O me! O my!
I don’t even know where to start writing about the mind-blowing music that came crashing off of the stage at Red Square in Albany on Thursday night while sax master John Ellis and his exquisite band Double-Wide were celebrating the release of their new album, “Puppet Mischief.”
The dazzling instrumental virtuosity of the musicians?
The thrill of Ellis’ complex, ambitious and fully funky compositions?
The extraordinary imagination required to assemble this unlikely combination of instruments?
It was glorious, larger-than-life music, spinning on a New Orleans/New York City axis that frequently soared off into previously uncharted realms of time, space and sound.
Leading the charge, Ellis switched back and forth between tenor sax and bass clarinet, squealing and honking one minute, blowing gorgeously melodic passages the next and then settling in with the unorthodox but oh-so-effective horn section of trombonist Alan Farber and sublime harmonicat Gregoire Maret. That’s right, a harmonica player.
Anchoring the swirling sound was the powerhouse Crescent City rhythm section of tireless sousaphonist Matt Perrine and drummer Jason Marsalis. (Yes, he’s the youngest member of the famed First Family of NOLA, and he just happened to be celebrating his 33rd birthday on Thursday.) Somehow, they kept the Jackson Square second-line strut going full-steam-ahead by playing all around the groove rather than sinking into it.
Keyboardist Brian Coogan was the crucial link between the rhythm section and the horns, but he was almost a non-player at Red Square as the power cord to his Wurlitzer was nowhere to be found. Eventually, he cob-jobbed a cord together and got the keys fired up, although it also resulted in a late start and a quite audible hum throughout the show.

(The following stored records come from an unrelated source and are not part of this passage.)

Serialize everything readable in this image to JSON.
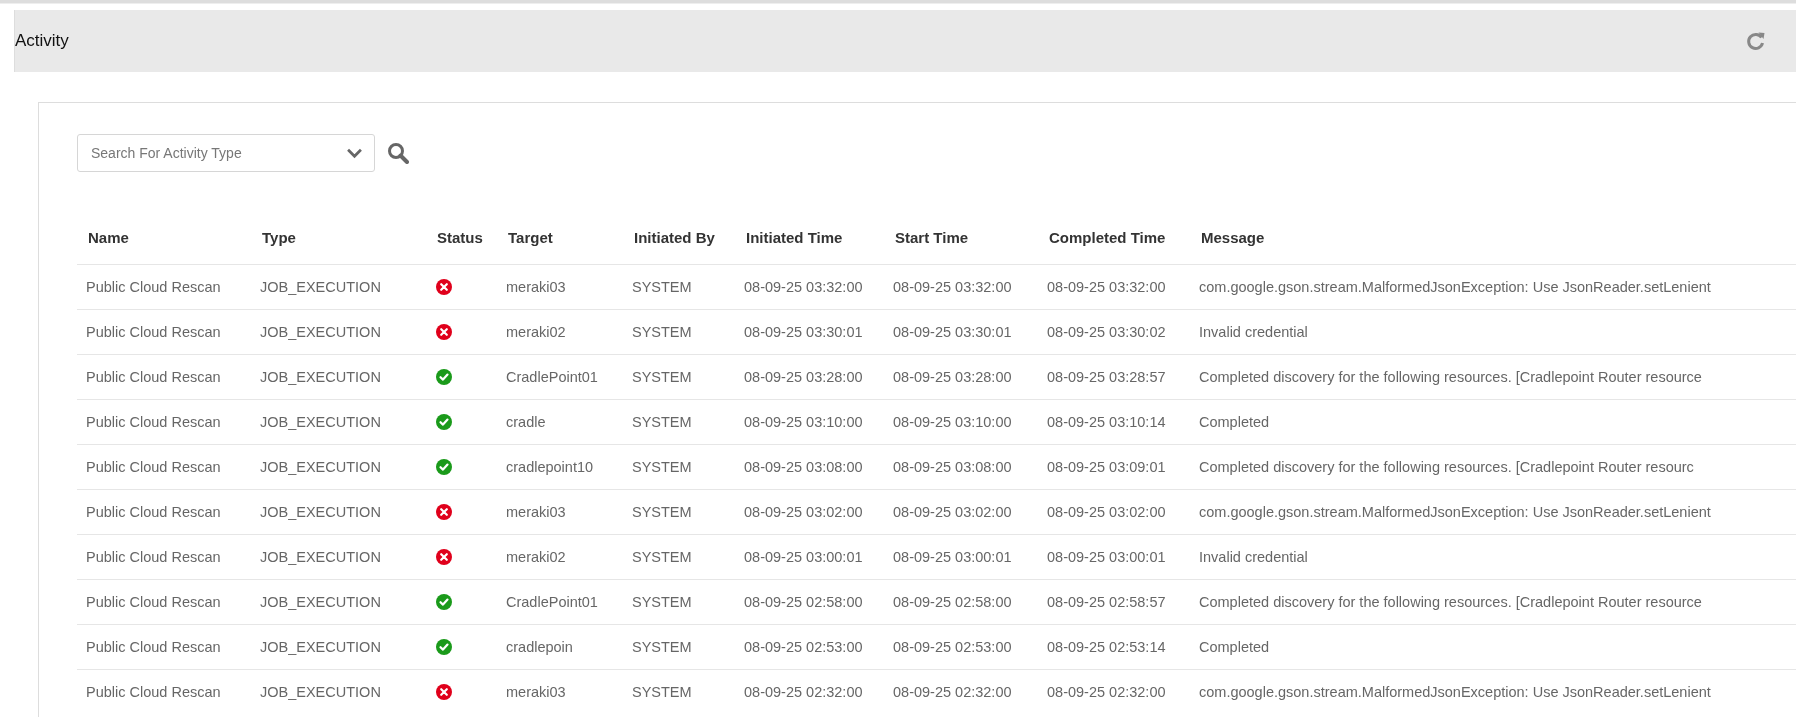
{
  "header": {
    "title": "Activity"
  },
  "search": {
    "placeholder": "Search For Activity Type"
  },
  "table": {
    "columns": [
      "Name",
      "Type",
      "Status",
      "Target",
      "Initiated By",
      "Initiated Time",
      "Start Time",
      "Completed Time",
      "Message"
    ],
    "rows": [
      {
        "name": "Public Cloud Rescan",
        "type": "JOB_EXECUTION",
        "failed": true,
        "target": "meraki03",
        "initiated_by": "SYSTEM",
        "initiated_time": "08-09-25 03:32:00",
        "start_time": "08-09-25 03:32:00",
        "completed_time": "08-09-25 03:32:00",
        "message": "com.google.gson.stream.MalformedJsonException: Use JsonReader.setLenient"
      },
      {
        "name": "Public Cloud Rescan",
        "type": "JOB_EXECUTION",
        "failed": true,
        "target": "meraki02",
        "initiated_by": "SYSTEM",
        "initiated_time": "08-09-25 03:30:01",
        "start_time": "08-09-25 03:30:01",
        "completed_time": "08-09-25 03:30:02",
        "message": "Invalid credential"
      },
      {
        "name": "Public Cloud Rescan",
        "type": "JOB_EXECUTION",
        "failed": false,
        "target": "CradlePoint01",
        "initiated_by": "SYSTEM",
        "initiated_time": "08-09-25 03:28:00",
        "start_time": "08-09-25 03:28:00",
        "completed_time": "08-09-25 03:28:57",
        "message": "Completed discovery for the following resources. [Cradlepoint Router resource"
      },
      {
        "name": "Public Cloud Rescan",
        "type": "JOB_EXECUTION",
        "failed": false,
        "target": "cradle",
        "initiated_by": "SYSTEM",
        "initiated_time": "08-09-25 03:10:00",
        "start_time": "08-09-25 03:10:00",
        "completed_time": "08-09-25 03:10:14",
        "message": "Completed"
      },
      {
        "name": "Public Cloud Rescan",
        "type": "JOB_EXECUTION",
        "failed": false,
        "target": "cradlepoint10",
        "initiated_by": "SYSTEM",
        "initiated_time": "08-09-25 03:08:00",
        "start_time": "08-09-25 03:08:00",
        "completed_time": "08-09-25 03:09:01",
        "message": "Completed discovery for the following resources. [Cradlepoint Router resourc"
      },
      {
        "name": "Public Cloud Rescan",
        "type": "JOB_EXECUTION",
        "failed": true,
        "target": "meraki03",
        "initiated_by": "SYSTEM",
        "initiated_time": "08-09-25 03:02:00",
        "start_time": "08-09-25 03:02:00",
        "completed_time": "08-09-25 03:02:00",
        "message": "com.google.gson.stream.MalformedJsonException: Use JsonReader.setLenient"
      },
      {
        "name": "Public Cloud Rescan",
        "type": "JOB_EXECUTION",
        "failed": true,
        "target": "meraki02",
        "initiated_by": "SYSTEM",
        "initiated_time": "08-09-25 03:00:01",
        "start_time": "08-09-25 03:00:01",
        "completed_time": "08-09-25 03:00:01",
        "message": "Invalid credential"
      },
      {
        "name": "Public Cloud Rescan",
        "type": "JOB_EXECUTION",
        "failed": false,
        "target": "CradlePoint01",
        "initiated_by": "SYSTEM",
        "initiated_time": "08-09-25 02:58:00",
        "start_time": "08-09-25 02:58:00",
        "completed_time": "08-09-25 02:58:57",
        "message": "Completed discovery for the following resources. [Cradlepoint Router resource"
      },
      {
        "name": "Public Cloud Rescan",
        "type": "JOB_EXECUTION",
        "failed": false,
        "target": "cradlepoin",
        "initiated_by": "SYSTEM",
        "initiated_time": "08-09-25 02:53:00",
        "start_time": "08-09-25 02:53:00",
        "completed_time": "08-09-25 02:53:14",
        "message": "Completed"
      },
      {
        "name": "Public Cloud Rescan",
        "type": "JOB_EXECUTION",
        "failed": true,
        "target": "meraki03",
        "initiated_by": "SYSTEM",
        "initiated_time": "08-09-25 02:32:00",
        "start_time": "08-09-25 02:32:00",
        "completed_time": "08-09-25 02:32:00",
        "message": "com.google.gson.stream.MalformedJsonException: Use JsonReader.setLenient"
      }
    ]
  }
}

Undaunted, Double-Wide delivered a challenging, yet thoroughly joyous performance. And though it’s only March, I can almost guarantee that this show is going to end up on my best-of-the-year list.
Photographs by Andrzej Pilarczyk
Read J Hunter’s review at AlbanyJazz.com